While these sassy titles hint at a relaxed and fun work environment, it’s important to note that not all companies will find success in this approach. READ MORE
The Battle Over “Silicon Beach”
Influential Los Angeles venture capitalist Mark Suster was sitting in a meeting of LA tech power players one week in March, with one agenda item: Get rid of the term “Silicon Beach.”
Get it off the mayor’s office innovation reports. Get it off the startup-networking websites. Get it off the t-shirts. Get it off the bumper stickers.
I called Suster and said I’d like to write something about Silicon Beach and about that meeting, organized by the LA County Economic Development Corporation to reshape the way people see LA tech. READ MORE
How to Stop Facebook From Sharing Your Web Browsing History
Facebook is going to start sharing app and Web browsing history it collects with advertisers to display more targeted ads. This includes all those non-Facebook sites you visit. If this skeeves you out as much as it does me, you can opt out, kind of.
Unlike most Facebook-related privacy settings, you can’t opt out from the site’s settings page (click the padlock icon in the corner and then select Ads), though. In order to opt-out, you have to go through the special tool available on the Digital Advertising Alliance site. We walk you through the steps. READ MORE
Do We Really Need to Learn to Code?
On in Industry News.
“Learn to Code!” This imperative to program seems to be everywhere these days. Bill Gates and Mark Zuckerberg recently donated ten million dollars to Code.org, a non-profit that believes that “every student in every school should have the opportunity to learn computer programming,” and that “computer science should be a part of the core curriculum.” So-called “developer boot camps” are popping up everywhere. For second graders, recent college graduates, and people looking for a new career alike, the implication seems to be: Take an intensive course to learn to code and forget about everything else.
In the May 29th issue of Newsweek, the tech columnist Kevin Maney argued that all this coding reeducation might soon be unnecessary. “Computers are about to get more brainlike and [soon] will understand us on our terms, not theirs,” he wrote. When that happens, “the very nature of programming will shift.” READ MORE
Programming through play: Why teaching kids to code will change how the rest of us code

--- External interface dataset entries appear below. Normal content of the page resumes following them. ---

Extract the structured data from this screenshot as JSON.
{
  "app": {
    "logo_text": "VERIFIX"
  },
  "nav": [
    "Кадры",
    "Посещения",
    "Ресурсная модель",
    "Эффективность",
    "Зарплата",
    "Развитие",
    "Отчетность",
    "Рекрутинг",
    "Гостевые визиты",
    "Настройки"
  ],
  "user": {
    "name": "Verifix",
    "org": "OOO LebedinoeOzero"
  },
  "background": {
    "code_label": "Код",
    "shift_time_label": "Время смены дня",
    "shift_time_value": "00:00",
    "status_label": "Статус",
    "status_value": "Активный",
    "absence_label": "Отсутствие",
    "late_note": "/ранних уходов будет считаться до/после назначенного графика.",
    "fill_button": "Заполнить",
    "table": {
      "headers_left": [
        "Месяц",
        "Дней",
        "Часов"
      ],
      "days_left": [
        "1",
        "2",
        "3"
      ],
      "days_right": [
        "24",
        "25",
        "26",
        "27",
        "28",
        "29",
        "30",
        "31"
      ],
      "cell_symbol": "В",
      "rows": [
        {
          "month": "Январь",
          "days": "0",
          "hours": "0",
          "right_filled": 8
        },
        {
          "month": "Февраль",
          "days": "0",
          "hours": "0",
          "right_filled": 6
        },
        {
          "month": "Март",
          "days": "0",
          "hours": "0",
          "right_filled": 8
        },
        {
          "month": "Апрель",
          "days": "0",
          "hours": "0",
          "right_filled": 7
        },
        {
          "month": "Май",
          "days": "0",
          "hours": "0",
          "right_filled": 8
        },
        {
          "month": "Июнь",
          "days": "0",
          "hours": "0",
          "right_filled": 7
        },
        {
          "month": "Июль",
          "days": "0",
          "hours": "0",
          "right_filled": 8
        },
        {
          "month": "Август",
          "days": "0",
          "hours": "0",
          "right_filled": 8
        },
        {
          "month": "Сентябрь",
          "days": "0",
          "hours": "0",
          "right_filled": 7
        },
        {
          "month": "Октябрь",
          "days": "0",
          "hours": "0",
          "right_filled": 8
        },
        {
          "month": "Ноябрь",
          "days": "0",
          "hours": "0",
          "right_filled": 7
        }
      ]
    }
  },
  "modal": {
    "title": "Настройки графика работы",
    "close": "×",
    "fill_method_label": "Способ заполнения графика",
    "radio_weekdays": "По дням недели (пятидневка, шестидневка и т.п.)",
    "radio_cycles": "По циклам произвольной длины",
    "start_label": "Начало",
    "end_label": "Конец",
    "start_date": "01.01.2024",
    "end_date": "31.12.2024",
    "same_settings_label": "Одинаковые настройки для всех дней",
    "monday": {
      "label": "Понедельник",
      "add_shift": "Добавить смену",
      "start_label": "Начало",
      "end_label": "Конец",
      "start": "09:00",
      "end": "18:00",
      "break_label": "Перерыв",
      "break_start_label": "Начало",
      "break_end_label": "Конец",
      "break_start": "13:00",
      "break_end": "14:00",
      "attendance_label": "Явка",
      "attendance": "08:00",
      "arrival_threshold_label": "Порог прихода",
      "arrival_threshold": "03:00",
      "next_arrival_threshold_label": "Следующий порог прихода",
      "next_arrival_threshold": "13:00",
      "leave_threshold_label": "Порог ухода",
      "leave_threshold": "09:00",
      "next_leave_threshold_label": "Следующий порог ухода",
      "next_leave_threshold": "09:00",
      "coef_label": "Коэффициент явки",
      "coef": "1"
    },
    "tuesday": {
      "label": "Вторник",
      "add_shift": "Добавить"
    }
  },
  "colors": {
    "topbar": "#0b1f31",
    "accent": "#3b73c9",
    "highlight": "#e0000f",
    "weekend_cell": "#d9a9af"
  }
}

On in Industry News.
As students enrolled in an after-school programming class, the group was already familiar with a multitude of digital tools designed to introduce kids to programming. With Code Monkey Island, I had seemingly entered into an arms race to teach kids as young as eight a set of skills worth six figures a year.
The new literacy
Visiting the elementary school cemented one important fact for me – the world was a very different place when I was 10 years old. In 2001, I was taking my first tentative steps into a fledgling, dial-up Internet. Now, kids aren’t just exploring the Internet – they’re building it. READ MORE
Digital Library Wallpaper lets visitors ‘borrow’ ebooks by scanning your walls
Experiments like Night Film have blurred the lines between physical books and digital content, but a project by Vodafone Romania and furniture retailer MobExpert blur the lines between paper books, ebooks, and interior decoration. Digital Library Wallpaper is exactly what it sounds like: a flat representation of books bearing QR codes on their spines. READ MORE